Going back in time to Friday, Greuther Furth’s Park Jung-Bin played 66 minutes in a 2-3 loss to Hannover. The Furth is marching ever closer to inevitable relegation from the Bundesliga.
Going to Korea for a hot minute: We check in with K-Talk as FC Seoul advances automatically to the Asian Champions League knockout stage with their 2-0 win over Jiangsu earlier this week. Meanwhile, AFC Champions League attendance numbers are up overall – but not in Korea. The attendance at home Asian Champions League fixtures continues to be dismal. Roundup for week 9 should be up on K-Talk shortly.
Celta Vigo reversed course and won away from home, beating Levante 0-1. With the win, they are a whisper out of the relegation zone in Spain. Park Chu-Young didn’t have a hand in the victory as he was not in the 18 man roster due to an injury.
Swansea lost on Sunday to Chelsea at Stamford Bridge, losing 2-0. Ki Sung-Yeung put in a 90 minute shift. *Meanwhile, the Guardian reported that Swansea was only a handful of clubs that reported a nifty profit – while the majority of Premier League clubs hemmoraged with substantial debt. It’s puzzling as the Premier League raked in £2.4bn in their analysis of the 2011-2012 season. Here’s an excerpt from the Guardian piece:
The accounts show that Norwich City, Swansea City and Wolverhampton Wanderers were the only clubs without any debt. Roman Abramovich’s club [Chelsea] however was the most indebted with a net debt of £878m.

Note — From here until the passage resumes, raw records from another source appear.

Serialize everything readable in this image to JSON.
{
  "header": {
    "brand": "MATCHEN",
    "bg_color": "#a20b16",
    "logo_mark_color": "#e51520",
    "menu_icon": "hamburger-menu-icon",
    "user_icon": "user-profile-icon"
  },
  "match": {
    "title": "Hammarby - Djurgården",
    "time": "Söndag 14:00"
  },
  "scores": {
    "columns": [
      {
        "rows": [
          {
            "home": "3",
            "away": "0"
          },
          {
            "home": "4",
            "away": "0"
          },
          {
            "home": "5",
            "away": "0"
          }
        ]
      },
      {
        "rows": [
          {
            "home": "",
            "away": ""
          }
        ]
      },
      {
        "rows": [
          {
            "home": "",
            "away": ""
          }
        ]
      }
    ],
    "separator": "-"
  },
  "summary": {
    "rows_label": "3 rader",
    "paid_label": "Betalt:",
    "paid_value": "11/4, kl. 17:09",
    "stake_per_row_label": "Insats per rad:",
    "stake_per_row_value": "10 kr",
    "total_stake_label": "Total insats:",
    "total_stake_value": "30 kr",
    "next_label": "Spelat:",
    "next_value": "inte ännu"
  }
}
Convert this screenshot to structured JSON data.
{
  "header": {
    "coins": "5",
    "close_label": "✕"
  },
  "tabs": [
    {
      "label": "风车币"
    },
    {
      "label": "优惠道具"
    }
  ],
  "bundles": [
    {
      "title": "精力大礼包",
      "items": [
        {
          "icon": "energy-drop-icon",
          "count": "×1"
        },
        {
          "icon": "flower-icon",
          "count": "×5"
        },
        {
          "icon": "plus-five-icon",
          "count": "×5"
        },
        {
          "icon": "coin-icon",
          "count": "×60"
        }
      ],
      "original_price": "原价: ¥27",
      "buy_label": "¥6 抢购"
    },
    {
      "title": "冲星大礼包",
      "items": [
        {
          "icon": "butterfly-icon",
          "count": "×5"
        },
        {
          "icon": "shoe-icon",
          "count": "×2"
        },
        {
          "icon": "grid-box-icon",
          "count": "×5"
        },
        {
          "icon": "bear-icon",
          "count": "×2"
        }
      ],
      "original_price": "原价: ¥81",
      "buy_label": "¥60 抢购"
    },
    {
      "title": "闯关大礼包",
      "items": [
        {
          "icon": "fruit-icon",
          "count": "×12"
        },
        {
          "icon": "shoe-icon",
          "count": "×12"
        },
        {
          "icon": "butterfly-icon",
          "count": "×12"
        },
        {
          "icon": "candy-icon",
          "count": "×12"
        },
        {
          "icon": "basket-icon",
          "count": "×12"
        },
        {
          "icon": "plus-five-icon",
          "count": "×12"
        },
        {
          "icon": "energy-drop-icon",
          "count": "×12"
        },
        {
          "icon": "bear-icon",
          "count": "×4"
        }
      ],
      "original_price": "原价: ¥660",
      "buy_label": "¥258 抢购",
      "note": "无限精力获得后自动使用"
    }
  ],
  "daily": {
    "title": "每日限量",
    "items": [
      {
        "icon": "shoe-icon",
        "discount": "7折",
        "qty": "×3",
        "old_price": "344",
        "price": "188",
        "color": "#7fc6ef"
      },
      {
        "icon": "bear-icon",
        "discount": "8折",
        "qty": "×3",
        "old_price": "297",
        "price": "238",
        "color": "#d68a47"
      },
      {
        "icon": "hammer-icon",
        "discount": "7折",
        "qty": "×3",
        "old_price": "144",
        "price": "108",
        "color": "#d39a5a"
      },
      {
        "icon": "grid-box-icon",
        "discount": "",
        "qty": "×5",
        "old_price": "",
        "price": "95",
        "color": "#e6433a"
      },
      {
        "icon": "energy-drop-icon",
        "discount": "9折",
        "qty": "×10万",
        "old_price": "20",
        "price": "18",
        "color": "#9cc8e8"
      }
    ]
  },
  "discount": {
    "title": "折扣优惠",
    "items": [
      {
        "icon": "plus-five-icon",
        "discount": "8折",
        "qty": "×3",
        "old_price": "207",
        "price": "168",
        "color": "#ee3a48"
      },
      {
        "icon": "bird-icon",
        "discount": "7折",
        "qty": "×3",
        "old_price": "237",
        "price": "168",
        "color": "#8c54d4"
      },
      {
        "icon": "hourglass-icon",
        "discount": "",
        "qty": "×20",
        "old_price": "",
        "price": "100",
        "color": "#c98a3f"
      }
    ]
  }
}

In terms of value for money, Swansea’s players could be seen as punching above their weight – despite having the lowest wage bill they managed to finish 11th in their first season in the Premier League.
While the article referred only to the 2011-2012 season, the same glowing financial report could be said for the 2012-2013 version of the Swans, with Michu and Ki part of the ‘most bang for the pound’ set of players to transfer in last summer. Could the fact that the Swans have a 20% supporters stake in the board been one of the major factors why they have managed to field an immensely quality team without spending stupid amounts of money? Moving on…
FC Basel lost at home 3-0 to Lucerne. Park Joo-Ho started and put in 46 minutes before getting subbed out. We’re not sure why he left so early – was it an injury or the manager just resting him for the 2nd leg in the Europa League semifinals with Chelsea?
Back to Germany, Son Heung-Min and Hamburg missed out on a chance to keep in the race for a Champions League spot. That was held by Shalke ’04. They lost to that very team 4-1 on Sunday. Despite the loss, they are still within striking distance of a Europa League qualifying spot. For his part, Son registered 2 shots, both missing.